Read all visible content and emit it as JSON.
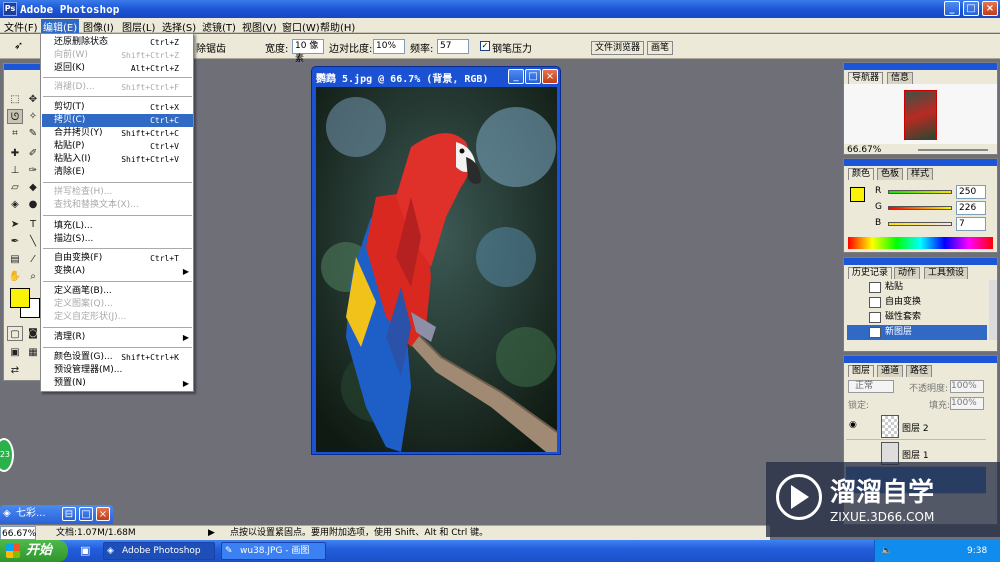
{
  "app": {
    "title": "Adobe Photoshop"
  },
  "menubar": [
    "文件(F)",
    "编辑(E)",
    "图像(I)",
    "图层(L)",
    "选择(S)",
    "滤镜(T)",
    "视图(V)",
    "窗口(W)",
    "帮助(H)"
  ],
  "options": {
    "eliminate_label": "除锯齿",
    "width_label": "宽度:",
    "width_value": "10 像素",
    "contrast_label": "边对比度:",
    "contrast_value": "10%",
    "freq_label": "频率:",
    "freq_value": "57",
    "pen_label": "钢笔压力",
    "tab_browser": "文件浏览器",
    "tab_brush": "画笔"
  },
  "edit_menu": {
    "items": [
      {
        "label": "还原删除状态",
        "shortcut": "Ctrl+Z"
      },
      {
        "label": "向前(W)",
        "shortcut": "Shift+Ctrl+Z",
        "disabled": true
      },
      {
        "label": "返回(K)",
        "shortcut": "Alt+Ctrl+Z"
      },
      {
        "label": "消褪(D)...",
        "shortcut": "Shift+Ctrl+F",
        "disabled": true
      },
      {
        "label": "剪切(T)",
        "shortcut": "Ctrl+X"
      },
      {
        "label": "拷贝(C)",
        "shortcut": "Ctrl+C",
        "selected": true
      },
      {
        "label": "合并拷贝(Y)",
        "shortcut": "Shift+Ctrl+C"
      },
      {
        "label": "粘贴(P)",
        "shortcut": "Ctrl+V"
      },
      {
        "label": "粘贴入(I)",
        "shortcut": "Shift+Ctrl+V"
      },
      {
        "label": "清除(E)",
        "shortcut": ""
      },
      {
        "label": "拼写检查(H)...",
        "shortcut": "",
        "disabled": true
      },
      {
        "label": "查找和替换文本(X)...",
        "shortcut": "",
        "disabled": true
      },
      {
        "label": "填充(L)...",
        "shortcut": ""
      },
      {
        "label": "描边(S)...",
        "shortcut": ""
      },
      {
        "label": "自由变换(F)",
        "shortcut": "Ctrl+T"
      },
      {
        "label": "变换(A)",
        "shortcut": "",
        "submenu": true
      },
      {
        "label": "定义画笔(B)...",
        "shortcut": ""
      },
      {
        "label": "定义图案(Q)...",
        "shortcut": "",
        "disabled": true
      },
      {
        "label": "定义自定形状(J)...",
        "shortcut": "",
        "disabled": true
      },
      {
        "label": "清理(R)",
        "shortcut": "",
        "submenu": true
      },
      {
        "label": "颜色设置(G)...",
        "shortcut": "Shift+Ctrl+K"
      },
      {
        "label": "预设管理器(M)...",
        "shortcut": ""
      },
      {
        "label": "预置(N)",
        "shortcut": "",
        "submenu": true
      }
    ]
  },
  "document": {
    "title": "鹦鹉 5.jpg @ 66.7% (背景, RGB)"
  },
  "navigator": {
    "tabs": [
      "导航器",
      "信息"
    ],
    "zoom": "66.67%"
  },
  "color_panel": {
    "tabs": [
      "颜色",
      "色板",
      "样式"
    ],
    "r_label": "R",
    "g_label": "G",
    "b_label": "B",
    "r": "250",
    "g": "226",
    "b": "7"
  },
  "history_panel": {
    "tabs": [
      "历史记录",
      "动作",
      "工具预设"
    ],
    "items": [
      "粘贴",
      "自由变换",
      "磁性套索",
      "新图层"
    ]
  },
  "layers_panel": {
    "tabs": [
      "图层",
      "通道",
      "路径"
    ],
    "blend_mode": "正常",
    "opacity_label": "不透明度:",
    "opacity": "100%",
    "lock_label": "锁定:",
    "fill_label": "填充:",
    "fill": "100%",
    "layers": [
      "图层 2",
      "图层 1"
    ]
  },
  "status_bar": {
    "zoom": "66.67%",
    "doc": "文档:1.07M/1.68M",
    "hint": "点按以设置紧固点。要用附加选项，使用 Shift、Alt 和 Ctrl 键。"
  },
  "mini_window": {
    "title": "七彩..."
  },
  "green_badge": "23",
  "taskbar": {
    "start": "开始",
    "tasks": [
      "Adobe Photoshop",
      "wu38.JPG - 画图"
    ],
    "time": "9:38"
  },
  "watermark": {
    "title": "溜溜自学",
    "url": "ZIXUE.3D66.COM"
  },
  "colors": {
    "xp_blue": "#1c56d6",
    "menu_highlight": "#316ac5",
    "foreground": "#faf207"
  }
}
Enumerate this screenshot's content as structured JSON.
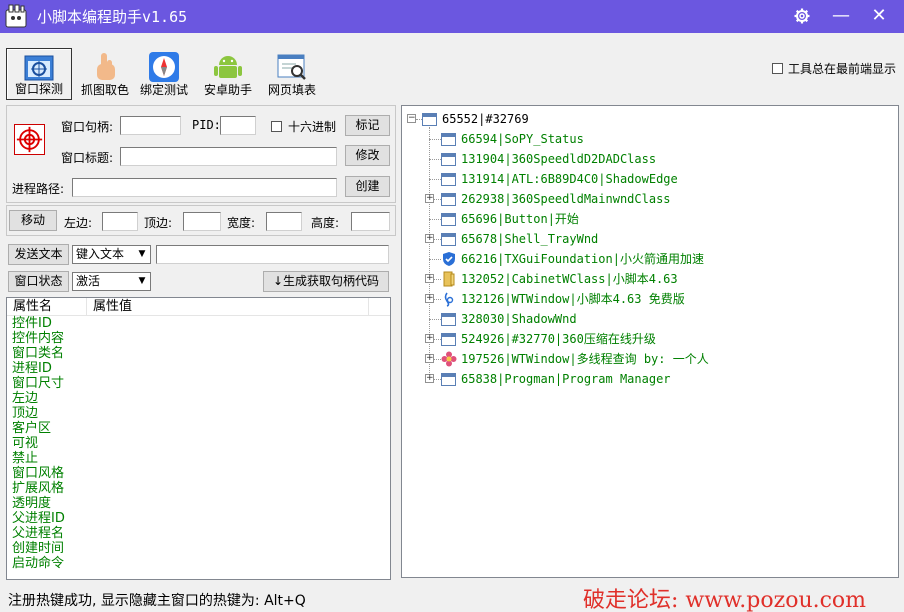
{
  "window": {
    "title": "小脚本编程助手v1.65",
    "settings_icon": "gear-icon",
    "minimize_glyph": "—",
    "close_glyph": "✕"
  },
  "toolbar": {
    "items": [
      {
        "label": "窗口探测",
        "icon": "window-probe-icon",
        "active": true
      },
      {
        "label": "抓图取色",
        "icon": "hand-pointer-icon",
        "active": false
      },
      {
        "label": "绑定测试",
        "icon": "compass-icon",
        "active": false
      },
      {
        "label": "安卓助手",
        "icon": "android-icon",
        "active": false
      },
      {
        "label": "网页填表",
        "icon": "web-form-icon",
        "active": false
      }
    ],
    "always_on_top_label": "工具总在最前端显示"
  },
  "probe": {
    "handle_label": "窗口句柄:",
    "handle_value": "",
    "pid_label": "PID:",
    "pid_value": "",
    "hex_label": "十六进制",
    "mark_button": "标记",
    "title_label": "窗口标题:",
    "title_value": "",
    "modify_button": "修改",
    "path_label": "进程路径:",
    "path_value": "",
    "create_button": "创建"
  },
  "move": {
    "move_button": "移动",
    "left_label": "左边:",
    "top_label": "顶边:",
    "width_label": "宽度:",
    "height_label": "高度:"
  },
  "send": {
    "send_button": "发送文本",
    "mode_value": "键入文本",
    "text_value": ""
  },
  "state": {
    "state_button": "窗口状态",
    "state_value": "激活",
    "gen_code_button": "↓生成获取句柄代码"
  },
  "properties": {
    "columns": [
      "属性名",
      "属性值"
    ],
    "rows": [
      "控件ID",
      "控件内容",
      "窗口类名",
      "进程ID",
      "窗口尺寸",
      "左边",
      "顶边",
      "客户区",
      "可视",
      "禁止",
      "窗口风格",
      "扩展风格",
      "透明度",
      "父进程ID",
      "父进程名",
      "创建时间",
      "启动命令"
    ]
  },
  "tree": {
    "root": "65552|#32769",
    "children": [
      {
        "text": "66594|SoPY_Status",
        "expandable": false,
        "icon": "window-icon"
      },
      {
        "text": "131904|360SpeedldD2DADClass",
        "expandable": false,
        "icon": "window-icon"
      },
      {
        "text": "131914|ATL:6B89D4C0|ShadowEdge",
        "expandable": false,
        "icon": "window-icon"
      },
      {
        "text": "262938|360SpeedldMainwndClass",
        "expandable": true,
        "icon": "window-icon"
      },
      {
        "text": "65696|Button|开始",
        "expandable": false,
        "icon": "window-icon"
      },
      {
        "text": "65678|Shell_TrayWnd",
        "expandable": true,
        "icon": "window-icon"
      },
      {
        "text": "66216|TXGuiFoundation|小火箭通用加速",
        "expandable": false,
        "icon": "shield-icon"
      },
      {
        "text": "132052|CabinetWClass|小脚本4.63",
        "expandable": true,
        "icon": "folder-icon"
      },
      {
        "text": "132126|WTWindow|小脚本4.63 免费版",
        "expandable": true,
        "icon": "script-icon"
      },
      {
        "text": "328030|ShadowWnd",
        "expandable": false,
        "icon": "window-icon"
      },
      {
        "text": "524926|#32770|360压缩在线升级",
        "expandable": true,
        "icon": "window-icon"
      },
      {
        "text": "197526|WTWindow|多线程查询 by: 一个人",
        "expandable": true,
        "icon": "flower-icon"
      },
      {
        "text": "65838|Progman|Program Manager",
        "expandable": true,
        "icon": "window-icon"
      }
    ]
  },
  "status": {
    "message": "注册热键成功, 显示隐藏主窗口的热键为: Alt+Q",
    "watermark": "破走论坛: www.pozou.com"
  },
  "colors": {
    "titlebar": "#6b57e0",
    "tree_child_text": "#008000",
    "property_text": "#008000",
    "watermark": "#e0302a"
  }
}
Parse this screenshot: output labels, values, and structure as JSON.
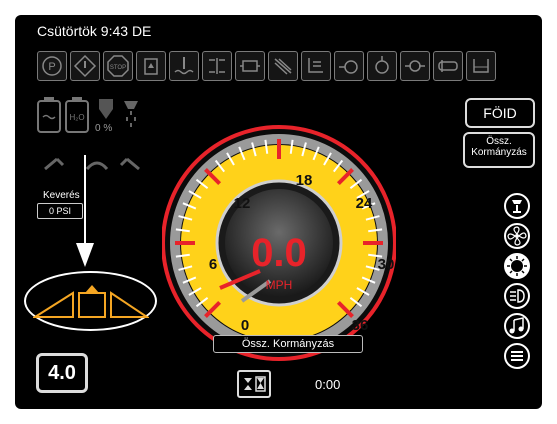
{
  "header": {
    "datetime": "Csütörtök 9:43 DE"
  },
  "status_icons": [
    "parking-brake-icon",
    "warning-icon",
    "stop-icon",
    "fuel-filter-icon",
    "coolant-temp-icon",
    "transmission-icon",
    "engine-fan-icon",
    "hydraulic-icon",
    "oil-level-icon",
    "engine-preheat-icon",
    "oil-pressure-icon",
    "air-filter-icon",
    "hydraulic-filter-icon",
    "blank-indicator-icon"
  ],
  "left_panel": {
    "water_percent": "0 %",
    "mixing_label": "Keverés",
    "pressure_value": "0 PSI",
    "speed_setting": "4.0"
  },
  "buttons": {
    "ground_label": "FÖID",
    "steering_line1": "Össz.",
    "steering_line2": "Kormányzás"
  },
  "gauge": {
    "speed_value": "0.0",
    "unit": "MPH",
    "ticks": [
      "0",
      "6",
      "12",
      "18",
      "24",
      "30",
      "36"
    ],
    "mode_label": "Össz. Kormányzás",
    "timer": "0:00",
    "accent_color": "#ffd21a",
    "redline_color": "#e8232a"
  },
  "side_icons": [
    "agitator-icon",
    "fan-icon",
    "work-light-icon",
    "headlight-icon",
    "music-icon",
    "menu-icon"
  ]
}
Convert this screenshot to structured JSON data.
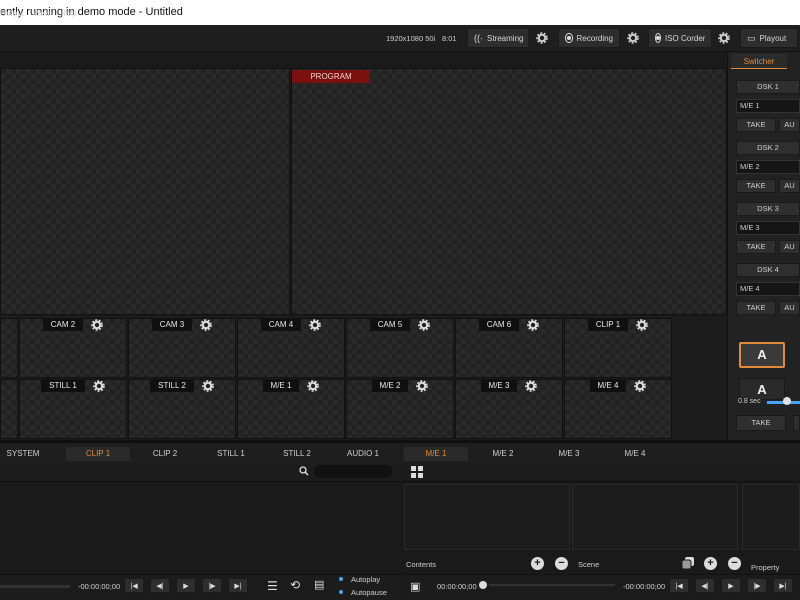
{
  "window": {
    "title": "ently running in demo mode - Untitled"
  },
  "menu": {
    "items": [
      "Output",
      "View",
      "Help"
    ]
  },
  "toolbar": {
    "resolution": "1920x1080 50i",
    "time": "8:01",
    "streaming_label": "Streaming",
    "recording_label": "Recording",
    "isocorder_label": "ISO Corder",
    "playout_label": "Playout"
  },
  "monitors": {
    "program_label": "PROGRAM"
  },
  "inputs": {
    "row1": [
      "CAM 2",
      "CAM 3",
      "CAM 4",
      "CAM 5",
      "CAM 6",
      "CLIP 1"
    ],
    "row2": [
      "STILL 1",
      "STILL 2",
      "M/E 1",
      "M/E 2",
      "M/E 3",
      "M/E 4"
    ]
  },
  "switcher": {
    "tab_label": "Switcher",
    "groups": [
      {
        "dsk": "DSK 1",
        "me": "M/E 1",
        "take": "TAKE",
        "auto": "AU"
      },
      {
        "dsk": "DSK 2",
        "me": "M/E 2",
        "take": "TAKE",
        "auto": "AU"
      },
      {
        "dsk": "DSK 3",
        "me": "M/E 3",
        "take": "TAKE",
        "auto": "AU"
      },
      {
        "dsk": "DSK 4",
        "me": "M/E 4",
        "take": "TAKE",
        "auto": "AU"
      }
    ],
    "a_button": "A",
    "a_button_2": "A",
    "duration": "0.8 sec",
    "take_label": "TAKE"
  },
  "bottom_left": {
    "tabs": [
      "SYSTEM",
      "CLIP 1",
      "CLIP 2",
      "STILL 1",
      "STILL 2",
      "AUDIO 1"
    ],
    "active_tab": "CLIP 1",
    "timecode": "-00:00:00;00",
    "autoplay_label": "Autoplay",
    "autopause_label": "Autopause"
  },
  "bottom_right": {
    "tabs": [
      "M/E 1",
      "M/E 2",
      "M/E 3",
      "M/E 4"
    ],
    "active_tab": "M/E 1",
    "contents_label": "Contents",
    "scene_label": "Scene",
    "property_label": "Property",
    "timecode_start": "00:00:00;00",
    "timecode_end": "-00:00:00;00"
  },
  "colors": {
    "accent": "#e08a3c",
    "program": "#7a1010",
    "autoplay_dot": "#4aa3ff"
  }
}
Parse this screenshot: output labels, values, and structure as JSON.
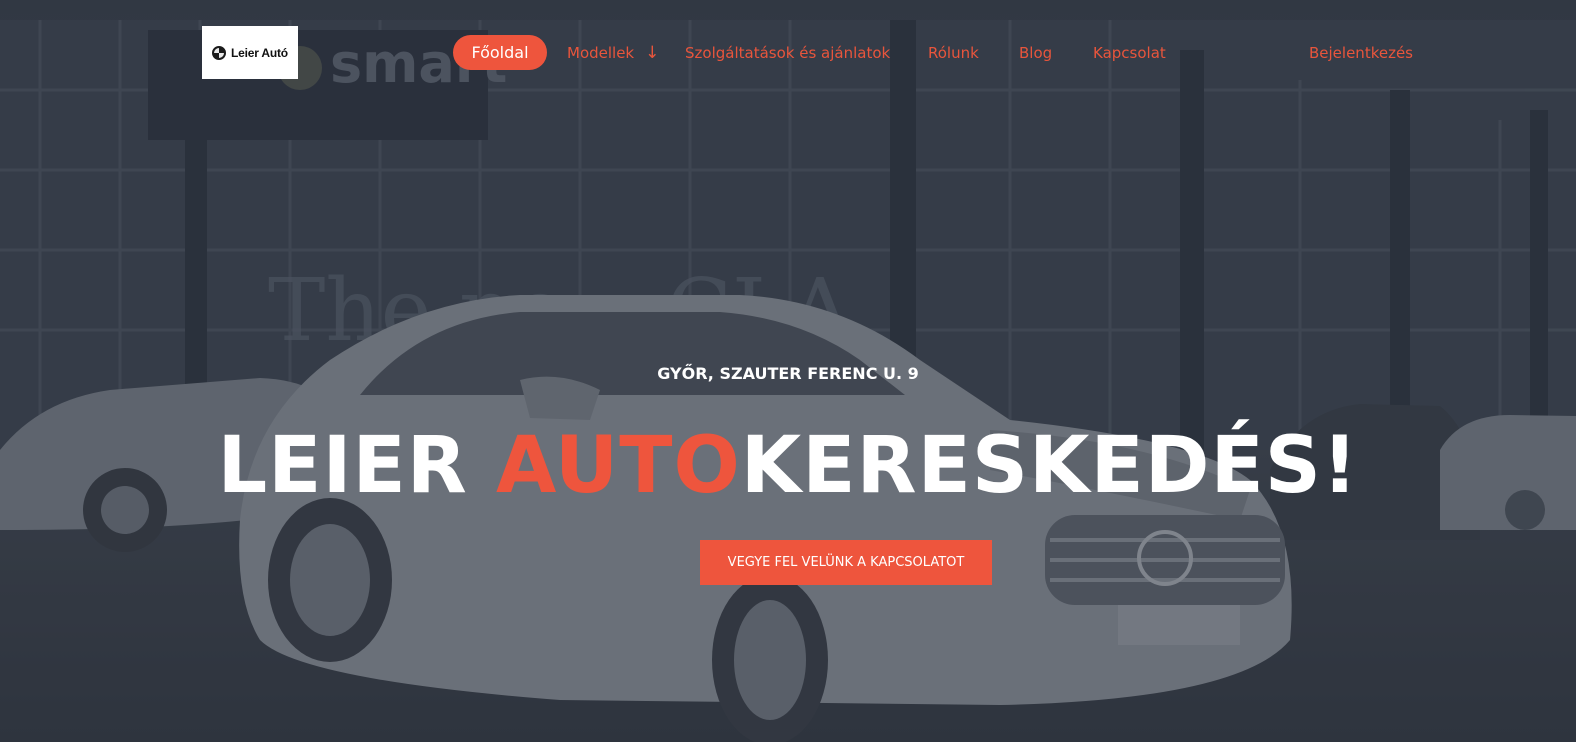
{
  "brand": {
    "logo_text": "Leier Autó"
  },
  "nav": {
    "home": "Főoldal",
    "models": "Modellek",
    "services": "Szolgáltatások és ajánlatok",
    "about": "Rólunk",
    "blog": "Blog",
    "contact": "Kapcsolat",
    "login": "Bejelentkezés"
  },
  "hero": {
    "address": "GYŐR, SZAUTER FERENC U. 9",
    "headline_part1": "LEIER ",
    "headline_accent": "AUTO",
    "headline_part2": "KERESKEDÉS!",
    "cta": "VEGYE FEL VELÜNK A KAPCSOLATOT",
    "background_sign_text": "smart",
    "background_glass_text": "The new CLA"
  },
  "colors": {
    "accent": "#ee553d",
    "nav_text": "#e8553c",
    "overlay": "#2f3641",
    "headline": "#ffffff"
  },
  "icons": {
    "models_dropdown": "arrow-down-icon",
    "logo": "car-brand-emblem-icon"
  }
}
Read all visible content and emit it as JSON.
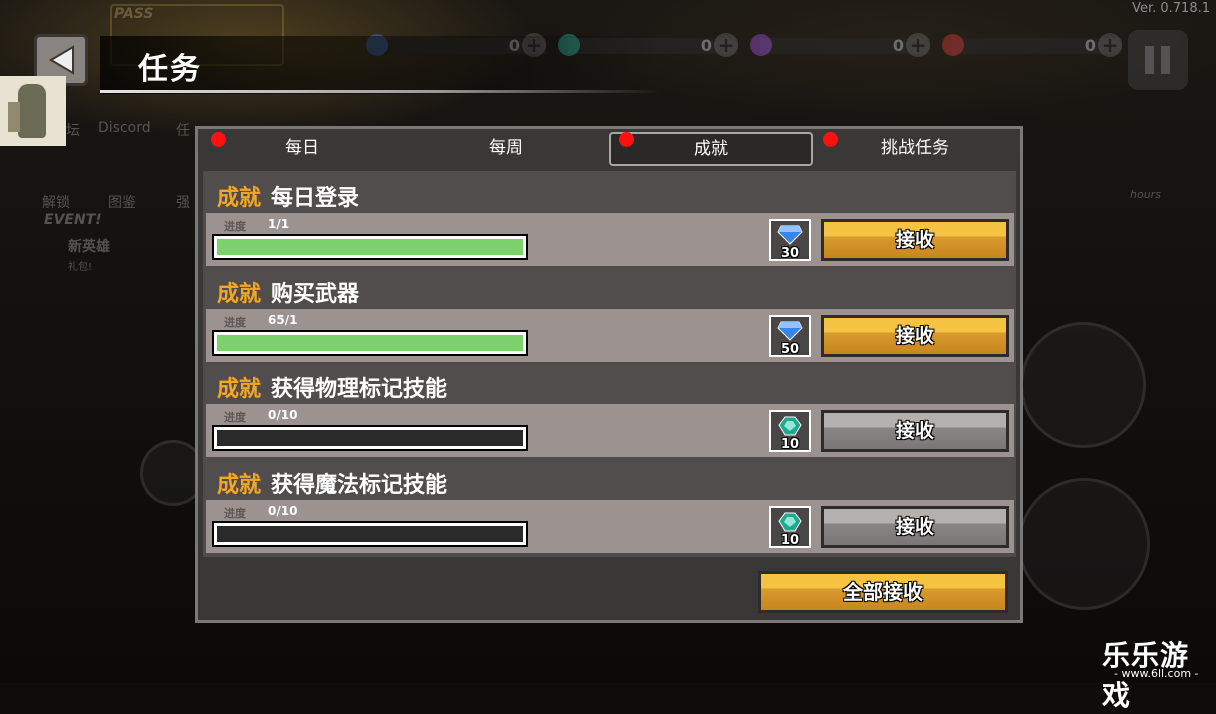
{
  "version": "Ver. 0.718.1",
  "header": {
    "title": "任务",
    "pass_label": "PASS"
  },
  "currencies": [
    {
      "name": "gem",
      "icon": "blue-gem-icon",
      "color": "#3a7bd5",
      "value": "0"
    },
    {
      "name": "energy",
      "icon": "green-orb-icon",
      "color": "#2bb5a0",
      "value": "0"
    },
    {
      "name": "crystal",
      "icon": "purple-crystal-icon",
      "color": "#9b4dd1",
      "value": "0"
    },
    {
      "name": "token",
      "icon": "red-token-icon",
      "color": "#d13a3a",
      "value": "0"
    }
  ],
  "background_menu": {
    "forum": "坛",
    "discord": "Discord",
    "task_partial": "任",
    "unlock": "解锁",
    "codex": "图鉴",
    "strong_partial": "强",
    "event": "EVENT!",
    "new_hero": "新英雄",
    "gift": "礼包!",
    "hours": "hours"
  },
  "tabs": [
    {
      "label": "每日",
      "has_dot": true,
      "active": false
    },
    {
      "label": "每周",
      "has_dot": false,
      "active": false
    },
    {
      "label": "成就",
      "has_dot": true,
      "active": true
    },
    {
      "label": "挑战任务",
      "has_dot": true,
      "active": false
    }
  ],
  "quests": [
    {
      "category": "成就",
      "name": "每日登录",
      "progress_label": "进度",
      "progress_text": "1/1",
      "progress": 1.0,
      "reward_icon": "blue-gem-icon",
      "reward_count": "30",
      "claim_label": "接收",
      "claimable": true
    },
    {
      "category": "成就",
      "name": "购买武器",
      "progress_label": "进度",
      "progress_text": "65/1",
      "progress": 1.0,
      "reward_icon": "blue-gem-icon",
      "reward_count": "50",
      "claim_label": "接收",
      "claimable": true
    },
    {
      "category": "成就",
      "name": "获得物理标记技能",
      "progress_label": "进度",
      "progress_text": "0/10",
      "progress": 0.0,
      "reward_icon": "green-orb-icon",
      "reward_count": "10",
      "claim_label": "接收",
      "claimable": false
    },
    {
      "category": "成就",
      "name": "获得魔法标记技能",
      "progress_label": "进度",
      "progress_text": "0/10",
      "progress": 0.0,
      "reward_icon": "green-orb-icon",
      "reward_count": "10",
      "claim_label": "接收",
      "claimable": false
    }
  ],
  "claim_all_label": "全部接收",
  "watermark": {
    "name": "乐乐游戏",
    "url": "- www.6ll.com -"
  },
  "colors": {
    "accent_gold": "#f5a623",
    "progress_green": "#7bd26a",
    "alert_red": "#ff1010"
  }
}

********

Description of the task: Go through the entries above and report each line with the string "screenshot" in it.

Solution:
Enumerate this screenshot's content as structured JSON.
Parse this screenshot: output labels, values, and structure as JSON.
Convert this screenshot to structured JSON data.
Parse this screenshot: output labels, values, and structure as JSON.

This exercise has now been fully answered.